Saturday, February 04, 2006

An evening with Aldo Lado

A short man with a grey beard smoking a cigarette, out in the cold at the bottom of Frank Gehry's beautiful architecture for the former American Center turned La Cinémathèque Française : that was Aldo Lado last night in Paris, just before the special evening he was the guest of started.

After an introduction which sounded like a warning about what was about to be shown, the evening started with "L'ultimo treno della notte" (Night trains murders - 1975), a film which remains, 30 years after it was shot, still relevant in many aspects and certainly a distressing experience.

The lights came back on a deep silence of the audience, under the disturbing feeling left by this excellent film I'll come back to very soon.
Before the evening closed with the very original giallo "
La corta notte delle bambole di vetro" (Short night of the glass dolls - 1971), a discussion was held with Aldo Lado and a surprise guest : Macha Méril, a French actress who is one of the key characters of "L'ultimo treno" and also played in Argento's "Profondo Rosso".

Aldo Lado talked (in excellent French) about his memories of making popular cinema in the Italian 70s. Back then, Italy was producing nearly three hundred films a year; it was the peak of exploitation cinema, or "cinema B" as it was referred to. Producers were so busy chasing money to pay the crew at the end of the week, they left directors with great freedom.

Undoubedtly, Aldo Lado's talent was to take advantage of genre cinema to make a political point in his films. If "L'ultimo treno della notte" was building on the "violence against violence" filone, it is also a very impactful critic of the European society in the 70s. This is also true for "La corta notte", which original idea was to demonstrate how "Power" crushes contestation. Indeed, both films are very consistent in denonciating the overwhelming power of the establishment.

This freedom of speech was daringly supported by unmatched violence and shocking scenes at the time, and many films had lots of trouble with Censorship, which was very strong in Italy.
"We can't release the film, they said we have to burn it", cried "L'Ultimo treno's" producer to Aldo Lado when the film was brutally rejected by the Italian board of Censorship.
But that wouldn't stop Lado: he went to the board and proposed to cut a few scenes which he had selected himself, and which absence in the final edit would not undermine the film. But they were strong enough to let censors think the worst had been avoided.
And obviously, when asked to cut a scene, Lado was saying yes and then only cut half of it...

Amongst the many obstacles, critics in Italy were also very powerful, if not always very honest: basically, there were the "Maestros" (Bellochio, Fellini, Antonioni...) and the others. When a director had reached this "Maestro" status, critics would never question his films, even if they were bad.
Genre cinema was highly disregarded, even if sometimes foreign critics managed to get their Italian counterparts to change their mind: Lado and Méril were mentioning the amusing example of a film which had been completely despised by critics in Italy, but when reading very positive French and American reviews the next day, the same Italian critics changed their points of view, all of a sudden considering the film a masterpiece...

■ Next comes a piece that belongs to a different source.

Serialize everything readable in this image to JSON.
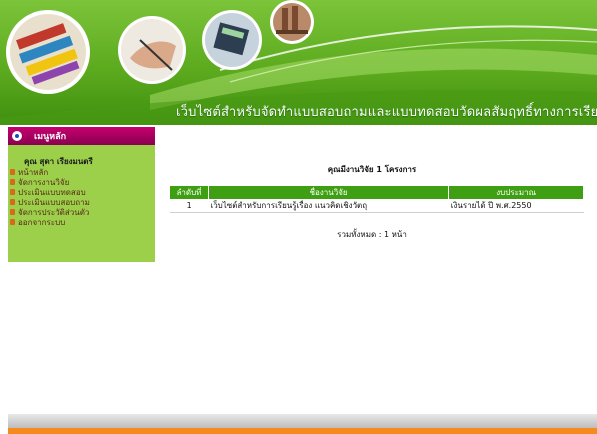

Snapshots and memories from the weird years of Italian genre cinema, that was a very nice evening with Aldo Lado and his films, and a rare occasion to see them on a big cinema screen - definitely worth the experience.

1 comment:

Anonymous said...

The American DVD releases of Lado's films by Anchor Bay have short interviews with Aldo himself, produced by a company called Blue Underground. The interviews are extremely revealing of his professionalism and intellect. Well worth checking out.